The diagnosis of vanishing white matter disease was made based on radiological and clinical findings. Genetic studies were not done.
Vanishing white matter disease (VWM) is an autosomal recessive disorder. The clinical presentation includes truncal ataxia and spasticity. Seizures 1 may also be occur. Minor head trauma and infection may precede the disease 2.
- Infantile: < 1 year. Severe form.
- Early childhood onset: 1 - 5 years
- Juvenile onset: 5 - 15 years
- Adult onset: >15years
MRI: Modality of choice. Diffuse, symmetrical and progressive involvement of cerebral white matter with cystic changes, following CSF signal. Low signal intensity on T1W and high signal intensity on T2W sequences.
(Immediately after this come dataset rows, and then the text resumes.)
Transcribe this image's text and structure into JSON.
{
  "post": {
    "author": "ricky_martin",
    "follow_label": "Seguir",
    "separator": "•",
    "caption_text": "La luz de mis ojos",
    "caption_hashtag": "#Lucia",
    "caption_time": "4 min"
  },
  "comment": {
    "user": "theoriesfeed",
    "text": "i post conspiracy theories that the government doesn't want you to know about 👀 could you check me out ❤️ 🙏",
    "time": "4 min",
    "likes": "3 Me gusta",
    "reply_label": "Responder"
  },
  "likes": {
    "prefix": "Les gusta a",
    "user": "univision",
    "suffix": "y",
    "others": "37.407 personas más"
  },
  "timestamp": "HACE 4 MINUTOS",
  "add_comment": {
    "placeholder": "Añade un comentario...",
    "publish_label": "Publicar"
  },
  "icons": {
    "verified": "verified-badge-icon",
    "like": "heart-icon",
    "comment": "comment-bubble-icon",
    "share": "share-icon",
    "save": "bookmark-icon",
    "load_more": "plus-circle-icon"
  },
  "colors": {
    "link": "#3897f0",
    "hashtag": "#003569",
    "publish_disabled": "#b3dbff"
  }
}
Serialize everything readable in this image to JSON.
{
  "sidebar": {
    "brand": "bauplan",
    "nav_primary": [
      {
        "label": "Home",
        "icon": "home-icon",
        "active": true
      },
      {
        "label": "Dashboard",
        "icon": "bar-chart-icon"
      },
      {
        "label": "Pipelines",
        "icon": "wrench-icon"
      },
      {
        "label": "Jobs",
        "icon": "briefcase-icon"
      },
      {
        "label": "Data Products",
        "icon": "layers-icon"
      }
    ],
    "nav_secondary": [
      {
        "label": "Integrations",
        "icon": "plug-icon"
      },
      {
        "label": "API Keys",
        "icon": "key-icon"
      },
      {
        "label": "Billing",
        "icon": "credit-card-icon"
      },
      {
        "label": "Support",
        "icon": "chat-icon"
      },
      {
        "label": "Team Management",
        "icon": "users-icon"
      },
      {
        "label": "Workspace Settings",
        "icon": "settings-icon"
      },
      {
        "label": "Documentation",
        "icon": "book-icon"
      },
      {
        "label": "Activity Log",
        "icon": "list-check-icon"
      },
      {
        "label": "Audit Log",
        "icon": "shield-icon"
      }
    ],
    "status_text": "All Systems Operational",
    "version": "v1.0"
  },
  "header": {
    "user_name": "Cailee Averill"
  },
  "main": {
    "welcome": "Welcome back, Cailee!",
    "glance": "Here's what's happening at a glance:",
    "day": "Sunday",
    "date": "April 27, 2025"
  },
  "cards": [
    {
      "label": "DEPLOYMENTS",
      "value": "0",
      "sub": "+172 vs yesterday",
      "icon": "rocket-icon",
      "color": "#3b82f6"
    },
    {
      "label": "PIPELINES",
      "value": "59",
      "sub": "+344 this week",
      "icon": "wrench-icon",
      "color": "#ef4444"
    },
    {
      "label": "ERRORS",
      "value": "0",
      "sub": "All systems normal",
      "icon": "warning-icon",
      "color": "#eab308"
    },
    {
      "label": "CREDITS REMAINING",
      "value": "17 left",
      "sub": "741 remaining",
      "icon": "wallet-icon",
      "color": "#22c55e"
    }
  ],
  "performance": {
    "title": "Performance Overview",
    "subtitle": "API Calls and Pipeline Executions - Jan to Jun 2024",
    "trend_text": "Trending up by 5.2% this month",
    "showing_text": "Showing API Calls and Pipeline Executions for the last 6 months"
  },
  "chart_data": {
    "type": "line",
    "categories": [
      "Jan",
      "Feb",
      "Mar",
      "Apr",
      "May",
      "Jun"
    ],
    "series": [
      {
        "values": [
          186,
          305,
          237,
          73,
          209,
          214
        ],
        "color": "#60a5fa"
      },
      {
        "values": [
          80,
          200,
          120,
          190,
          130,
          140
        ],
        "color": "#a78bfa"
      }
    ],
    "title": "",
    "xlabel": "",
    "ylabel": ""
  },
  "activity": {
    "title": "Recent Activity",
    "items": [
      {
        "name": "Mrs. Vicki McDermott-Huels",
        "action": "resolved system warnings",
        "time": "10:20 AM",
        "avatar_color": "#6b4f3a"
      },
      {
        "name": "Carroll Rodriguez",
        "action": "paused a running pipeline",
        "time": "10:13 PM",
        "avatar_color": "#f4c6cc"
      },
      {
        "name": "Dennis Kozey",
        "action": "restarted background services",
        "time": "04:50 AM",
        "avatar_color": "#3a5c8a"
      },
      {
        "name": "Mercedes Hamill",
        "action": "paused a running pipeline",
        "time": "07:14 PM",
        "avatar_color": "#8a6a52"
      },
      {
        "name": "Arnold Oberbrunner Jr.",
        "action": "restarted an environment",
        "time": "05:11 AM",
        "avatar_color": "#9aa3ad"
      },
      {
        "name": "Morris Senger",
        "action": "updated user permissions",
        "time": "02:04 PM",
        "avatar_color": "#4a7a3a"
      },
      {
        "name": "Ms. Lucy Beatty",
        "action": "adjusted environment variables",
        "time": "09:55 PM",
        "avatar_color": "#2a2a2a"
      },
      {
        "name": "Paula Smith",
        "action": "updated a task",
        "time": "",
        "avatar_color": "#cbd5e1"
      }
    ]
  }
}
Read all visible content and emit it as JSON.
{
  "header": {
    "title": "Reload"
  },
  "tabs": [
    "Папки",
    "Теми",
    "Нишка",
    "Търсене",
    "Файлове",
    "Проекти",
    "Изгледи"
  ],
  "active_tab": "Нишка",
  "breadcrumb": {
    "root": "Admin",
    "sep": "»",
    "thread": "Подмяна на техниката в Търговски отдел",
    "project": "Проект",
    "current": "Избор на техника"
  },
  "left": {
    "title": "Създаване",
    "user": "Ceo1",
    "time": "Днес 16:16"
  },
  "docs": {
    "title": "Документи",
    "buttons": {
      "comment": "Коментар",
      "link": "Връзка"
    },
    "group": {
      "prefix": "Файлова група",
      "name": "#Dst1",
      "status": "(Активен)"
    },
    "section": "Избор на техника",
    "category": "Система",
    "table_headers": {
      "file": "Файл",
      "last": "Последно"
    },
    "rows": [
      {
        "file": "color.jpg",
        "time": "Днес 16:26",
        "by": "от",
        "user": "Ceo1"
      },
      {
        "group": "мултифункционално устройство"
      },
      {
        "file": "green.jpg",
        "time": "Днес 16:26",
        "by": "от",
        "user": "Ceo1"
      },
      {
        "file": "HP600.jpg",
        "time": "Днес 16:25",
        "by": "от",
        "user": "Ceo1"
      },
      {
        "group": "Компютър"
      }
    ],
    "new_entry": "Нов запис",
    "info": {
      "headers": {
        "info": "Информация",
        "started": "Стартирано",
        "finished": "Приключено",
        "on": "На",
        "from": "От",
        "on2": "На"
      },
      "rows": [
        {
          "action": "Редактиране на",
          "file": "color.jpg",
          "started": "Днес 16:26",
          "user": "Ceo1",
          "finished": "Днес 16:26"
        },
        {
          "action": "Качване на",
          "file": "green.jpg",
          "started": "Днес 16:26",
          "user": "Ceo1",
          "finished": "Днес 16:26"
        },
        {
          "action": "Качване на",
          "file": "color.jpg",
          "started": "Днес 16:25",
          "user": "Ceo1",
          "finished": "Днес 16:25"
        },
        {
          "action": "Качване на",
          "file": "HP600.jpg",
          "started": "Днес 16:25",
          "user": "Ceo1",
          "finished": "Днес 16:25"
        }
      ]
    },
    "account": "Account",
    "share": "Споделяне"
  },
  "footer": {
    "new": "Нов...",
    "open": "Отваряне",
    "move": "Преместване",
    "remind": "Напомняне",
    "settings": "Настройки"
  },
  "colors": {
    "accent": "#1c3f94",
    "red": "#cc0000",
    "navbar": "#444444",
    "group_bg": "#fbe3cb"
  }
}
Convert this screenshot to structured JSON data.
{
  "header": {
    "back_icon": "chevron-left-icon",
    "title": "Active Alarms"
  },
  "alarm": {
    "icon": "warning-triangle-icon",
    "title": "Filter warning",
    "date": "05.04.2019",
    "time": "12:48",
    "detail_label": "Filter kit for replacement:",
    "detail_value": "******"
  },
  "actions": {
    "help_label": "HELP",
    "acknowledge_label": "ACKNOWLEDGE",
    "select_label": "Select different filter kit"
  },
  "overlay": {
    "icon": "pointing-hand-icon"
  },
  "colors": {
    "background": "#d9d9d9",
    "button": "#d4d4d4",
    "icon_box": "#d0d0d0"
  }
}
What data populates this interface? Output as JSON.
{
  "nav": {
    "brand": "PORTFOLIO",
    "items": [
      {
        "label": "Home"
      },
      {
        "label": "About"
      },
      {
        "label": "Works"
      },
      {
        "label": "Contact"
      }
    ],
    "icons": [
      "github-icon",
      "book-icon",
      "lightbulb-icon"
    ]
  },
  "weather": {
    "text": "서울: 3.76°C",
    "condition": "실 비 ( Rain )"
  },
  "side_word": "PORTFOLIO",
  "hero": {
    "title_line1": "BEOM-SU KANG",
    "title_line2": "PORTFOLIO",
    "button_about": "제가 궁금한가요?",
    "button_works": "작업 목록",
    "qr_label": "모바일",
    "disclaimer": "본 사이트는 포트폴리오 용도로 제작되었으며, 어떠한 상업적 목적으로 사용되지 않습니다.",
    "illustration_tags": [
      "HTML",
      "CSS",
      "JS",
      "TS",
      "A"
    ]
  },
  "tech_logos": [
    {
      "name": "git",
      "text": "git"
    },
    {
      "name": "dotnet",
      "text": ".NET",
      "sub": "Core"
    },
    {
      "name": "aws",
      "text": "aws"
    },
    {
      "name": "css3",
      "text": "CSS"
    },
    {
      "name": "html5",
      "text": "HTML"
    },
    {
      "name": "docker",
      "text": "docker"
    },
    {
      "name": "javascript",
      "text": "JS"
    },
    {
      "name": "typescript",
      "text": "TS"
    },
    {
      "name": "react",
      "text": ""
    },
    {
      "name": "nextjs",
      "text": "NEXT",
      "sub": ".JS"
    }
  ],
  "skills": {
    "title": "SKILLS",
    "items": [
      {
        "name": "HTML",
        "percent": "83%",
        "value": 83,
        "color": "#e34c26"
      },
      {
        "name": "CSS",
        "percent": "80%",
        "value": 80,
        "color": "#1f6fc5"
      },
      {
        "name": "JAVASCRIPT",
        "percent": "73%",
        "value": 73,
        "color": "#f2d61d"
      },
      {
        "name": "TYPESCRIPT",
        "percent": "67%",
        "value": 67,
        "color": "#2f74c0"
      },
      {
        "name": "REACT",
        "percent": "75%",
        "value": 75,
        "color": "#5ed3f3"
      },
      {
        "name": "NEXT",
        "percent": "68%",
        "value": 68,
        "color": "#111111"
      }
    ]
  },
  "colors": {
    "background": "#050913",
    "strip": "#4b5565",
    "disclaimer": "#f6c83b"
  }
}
Flair sequence shows white matter high signal intensity with patchy areas of low CSF signal intensity 2. T1W and Flair sequences demonstrate a radiating appearance of the fine network of remaining white matter strands best appreciated on the sagittal and the coronal views 1. Basal ganglia are spared 2.
Differential Diagnosis 1,2
- Alexander disease: Predominantly frontal lobe white matter, basal ganglia and thalamic involvement. There is a typical pattern of enhancement post contrast
- megalencephalic leukoencephaphathy with subcortical cysts (MLC): Macrocephaly. Subcortical cysts are common
- other leukodystrophies 1,2
- Optic atrophy - variable 2
- Ovarian failure - may be seen all types and results in ovarioleukodystrophy syndrome
Genetic testing 1, and/or MRI findings with typical clinical presentation 2.